• Workshop Processing, Ongoing Support, and Evaluation – 10 minutes
Workshop Assessment and Follow-Up:
The workshop effectiveness will be gauged both formatively and summatively. During the workshop itself, feedback from workshop participants will be solicited using “thumbs up”
polling following interactive activities to allow the presenter to adjust the workshop to address participants’ interests and preparation level. At the completion of the workshop, an online
survey will be distributed to assess how well the workshop addressed teacher educators’ preparedness for incorporating SSI into their methods courses and professional development
programs. This evaluation will also provide valuable information so that the presenter can distribute follow-up materials to participants on any topics that were not sufficiently covered in the workshop.
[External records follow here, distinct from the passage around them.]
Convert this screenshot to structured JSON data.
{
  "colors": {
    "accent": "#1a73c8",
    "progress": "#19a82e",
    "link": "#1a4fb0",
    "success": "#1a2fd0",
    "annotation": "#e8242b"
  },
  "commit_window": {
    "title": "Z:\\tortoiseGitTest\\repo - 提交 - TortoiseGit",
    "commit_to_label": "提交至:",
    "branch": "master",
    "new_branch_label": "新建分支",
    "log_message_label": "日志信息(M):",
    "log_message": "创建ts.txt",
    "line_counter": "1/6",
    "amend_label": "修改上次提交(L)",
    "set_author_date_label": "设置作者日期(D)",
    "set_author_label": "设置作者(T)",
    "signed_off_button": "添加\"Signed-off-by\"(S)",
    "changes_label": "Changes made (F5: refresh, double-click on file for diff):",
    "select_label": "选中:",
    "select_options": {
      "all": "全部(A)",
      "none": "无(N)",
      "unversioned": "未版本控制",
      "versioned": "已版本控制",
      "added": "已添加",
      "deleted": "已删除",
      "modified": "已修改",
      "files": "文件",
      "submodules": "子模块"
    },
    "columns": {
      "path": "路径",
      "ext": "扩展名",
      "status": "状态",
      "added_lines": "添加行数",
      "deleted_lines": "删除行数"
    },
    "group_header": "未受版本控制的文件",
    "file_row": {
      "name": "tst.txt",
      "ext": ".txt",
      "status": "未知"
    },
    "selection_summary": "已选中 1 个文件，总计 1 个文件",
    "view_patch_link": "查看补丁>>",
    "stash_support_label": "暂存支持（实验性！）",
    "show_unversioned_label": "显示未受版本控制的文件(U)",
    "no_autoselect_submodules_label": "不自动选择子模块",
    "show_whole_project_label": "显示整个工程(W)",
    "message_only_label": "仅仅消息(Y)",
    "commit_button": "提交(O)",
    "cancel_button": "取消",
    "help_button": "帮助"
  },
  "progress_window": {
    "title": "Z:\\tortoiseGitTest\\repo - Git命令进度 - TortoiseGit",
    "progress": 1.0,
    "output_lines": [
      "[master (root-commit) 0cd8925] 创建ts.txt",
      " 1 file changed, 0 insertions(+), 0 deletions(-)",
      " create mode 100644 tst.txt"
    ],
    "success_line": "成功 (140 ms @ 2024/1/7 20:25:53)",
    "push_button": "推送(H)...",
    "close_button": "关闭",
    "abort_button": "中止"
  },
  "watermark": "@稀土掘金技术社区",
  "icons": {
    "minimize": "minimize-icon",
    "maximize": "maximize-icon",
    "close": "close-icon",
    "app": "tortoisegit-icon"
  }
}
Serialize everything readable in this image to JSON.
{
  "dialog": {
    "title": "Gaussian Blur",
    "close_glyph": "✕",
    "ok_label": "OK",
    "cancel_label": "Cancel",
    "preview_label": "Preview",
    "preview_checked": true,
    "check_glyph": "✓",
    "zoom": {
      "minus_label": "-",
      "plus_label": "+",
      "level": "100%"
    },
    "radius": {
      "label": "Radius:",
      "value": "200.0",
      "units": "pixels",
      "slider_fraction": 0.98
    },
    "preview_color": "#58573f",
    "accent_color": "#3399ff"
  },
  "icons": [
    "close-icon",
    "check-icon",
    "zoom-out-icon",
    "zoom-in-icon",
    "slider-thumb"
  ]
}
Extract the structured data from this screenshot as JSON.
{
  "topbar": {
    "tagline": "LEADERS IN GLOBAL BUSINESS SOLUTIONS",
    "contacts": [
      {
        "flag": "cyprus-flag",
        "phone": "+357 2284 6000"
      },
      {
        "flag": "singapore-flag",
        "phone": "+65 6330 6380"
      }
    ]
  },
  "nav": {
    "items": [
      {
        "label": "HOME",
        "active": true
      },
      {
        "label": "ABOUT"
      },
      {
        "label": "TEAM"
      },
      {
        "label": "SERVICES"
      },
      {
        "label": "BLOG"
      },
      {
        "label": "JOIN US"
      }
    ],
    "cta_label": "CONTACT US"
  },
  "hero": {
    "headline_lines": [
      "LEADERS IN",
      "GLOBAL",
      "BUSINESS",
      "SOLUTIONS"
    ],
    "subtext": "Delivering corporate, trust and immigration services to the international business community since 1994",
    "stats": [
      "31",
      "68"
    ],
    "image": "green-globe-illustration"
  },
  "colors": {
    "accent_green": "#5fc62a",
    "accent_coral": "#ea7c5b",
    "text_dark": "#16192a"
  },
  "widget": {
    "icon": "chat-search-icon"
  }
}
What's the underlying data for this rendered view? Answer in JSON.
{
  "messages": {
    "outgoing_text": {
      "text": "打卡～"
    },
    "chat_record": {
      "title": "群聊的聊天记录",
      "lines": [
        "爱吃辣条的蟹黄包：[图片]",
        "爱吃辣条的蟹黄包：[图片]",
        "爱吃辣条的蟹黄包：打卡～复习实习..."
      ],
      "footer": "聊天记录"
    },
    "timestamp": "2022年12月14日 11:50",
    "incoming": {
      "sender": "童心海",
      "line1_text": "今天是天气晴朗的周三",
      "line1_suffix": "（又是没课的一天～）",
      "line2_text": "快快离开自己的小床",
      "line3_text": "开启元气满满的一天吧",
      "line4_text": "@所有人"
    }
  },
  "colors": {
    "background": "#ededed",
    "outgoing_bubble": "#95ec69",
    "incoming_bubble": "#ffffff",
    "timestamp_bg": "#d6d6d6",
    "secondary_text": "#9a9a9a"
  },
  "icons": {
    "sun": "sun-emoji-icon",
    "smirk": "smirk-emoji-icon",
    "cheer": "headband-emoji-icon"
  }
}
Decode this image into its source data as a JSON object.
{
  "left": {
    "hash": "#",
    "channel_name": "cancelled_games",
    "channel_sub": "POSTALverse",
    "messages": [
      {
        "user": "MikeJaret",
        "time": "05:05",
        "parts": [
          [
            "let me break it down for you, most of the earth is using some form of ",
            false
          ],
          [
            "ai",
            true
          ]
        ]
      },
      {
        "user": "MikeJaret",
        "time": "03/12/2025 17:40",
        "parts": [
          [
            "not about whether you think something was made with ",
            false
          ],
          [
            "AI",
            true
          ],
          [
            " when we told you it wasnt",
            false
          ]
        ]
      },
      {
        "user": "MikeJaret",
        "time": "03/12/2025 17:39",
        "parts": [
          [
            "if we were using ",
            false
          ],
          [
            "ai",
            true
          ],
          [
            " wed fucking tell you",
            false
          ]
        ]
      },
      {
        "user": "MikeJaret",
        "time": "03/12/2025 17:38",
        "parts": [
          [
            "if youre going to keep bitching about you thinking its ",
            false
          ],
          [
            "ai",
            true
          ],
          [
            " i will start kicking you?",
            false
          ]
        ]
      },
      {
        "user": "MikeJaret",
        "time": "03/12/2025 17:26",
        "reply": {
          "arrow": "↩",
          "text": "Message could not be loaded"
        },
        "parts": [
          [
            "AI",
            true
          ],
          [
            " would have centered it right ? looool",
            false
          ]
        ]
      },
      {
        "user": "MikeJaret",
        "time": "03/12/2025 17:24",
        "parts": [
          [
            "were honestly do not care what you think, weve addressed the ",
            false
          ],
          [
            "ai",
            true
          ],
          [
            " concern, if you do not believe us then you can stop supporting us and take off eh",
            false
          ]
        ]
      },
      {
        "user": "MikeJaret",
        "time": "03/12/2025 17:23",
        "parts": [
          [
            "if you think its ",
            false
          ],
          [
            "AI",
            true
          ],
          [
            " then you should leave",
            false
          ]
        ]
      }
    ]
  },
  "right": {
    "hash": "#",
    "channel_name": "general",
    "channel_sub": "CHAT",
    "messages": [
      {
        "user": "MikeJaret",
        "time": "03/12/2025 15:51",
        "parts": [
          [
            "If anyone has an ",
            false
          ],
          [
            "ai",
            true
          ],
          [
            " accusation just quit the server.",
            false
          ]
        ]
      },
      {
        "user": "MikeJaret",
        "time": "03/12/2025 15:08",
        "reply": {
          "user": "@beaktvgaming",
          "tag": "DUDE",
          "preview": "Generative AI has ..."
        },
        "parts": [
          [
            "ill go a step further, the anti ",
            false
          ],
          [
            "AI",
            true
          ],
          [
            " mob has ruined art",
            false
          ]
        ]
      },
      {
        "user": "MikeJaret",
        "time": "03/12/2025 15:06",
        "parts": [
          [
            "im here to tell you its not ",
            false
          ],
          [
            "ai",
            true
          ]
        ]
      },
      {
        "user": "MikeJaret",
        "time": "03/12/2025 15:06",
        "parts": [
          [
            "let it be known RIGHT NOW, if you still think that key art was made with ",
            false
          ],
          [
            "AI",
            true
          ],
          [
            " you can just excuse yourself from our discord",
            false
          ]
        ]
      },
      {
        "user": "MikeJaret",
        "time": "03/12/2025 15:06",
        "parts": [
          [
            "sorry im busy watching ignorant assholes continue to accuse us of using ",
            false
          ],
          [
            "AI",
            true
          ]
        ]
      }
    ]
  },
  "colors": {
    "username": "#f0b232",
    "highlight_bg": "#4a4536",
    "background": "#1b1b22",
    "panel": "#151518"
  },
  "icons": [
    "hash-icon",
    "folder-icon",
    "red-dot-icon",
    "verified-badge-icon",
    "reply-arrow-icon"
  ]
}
In order to maintain momentum following the workshop, a Google Group will be formed so that participants can continue conversations with the presenter and other participants in order to collaboratively plan, troubleshoot, and share resources.
ASTE members will find this session to be incredibly timely given the near universal calls for greater collaboration and understanding in societal deliberations as well as the need for stronger understanding of the Nature of Science during a period when scientific misunderstanding and distrust appears to be on the rise. Using SSI, UDL, and connections to Common Core and Social Studies standards, this session will provide participants with the tools and strategies to immediately implement inclusive SSI in their elementary science methods and PD courses.
Thank you for your consideration!